## Exercise goal
The response must consist of each line in the listing that has the word "content" in it.
[Material to process Boundary: Start]
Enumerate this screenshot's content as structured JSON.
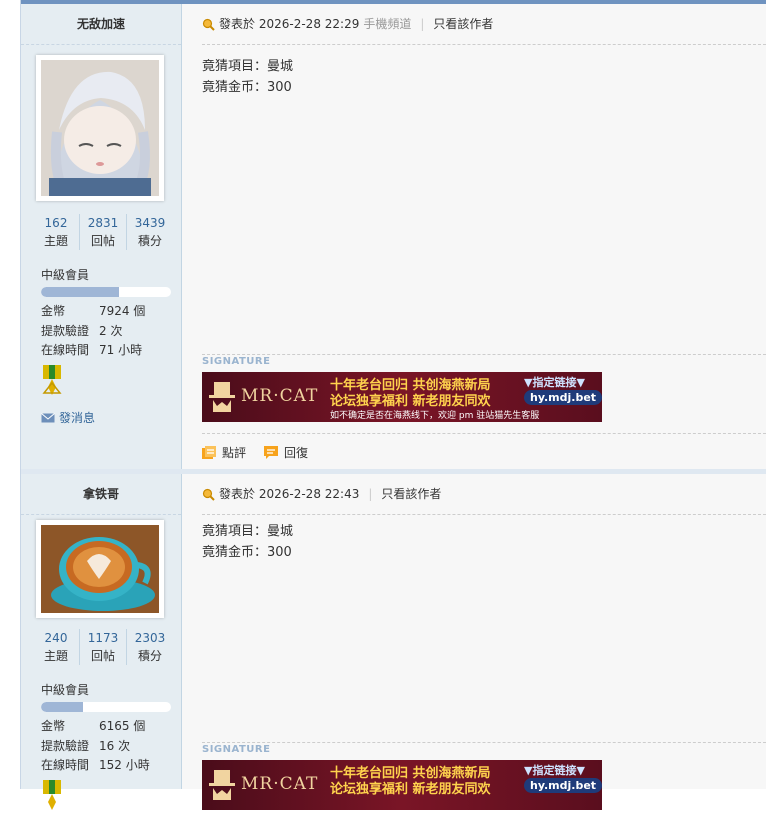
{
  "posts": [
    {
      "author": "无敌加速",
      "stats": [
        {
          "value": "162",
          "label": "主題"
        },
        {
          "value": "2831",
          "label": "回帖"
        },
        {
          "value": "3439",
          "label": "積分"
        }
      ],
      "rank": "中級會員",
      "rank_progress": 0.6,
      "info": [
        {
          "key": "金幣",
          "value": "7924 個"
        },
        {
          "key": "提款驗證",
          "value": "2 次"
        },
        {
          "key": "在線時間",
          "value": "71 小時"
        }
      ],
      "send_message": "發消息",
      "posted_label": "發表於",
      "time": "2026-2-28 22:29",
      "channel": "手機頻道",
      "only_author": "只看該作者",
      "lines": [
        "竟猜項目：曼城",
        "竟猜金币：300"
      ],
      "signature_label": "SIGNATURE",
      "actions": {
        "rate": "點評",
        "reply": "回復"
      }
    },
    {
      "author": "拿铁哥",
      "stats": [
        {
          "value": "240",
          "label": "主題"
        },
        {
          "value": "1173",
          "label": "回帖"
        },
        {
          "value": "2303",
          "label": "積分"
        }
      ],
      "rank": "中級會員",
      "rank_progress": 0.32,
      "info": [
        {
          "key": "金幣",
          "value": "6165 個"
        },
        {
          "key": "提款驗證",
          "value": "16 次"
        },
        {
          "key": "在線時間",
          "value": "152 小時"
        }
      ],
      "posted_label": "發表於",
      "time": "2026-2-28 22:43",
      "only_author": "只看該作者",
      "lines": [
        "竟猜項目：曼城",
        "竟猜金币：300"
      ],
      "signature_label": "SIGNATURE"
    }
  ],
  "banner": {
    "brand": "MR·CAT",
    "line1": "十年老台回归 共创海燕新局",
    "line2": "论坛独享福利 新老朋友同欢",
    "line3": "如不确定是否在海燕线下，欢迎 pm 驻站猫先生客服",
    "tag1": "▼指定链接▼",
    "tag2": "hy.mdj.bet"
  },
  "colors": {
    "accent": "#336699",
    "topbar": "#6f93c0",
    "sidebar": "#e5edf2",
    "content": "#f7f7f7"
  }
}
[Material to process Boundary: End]
## Output below
Enumerate this screenshot's content as structured JSON.
    "content": "#f7f7f7"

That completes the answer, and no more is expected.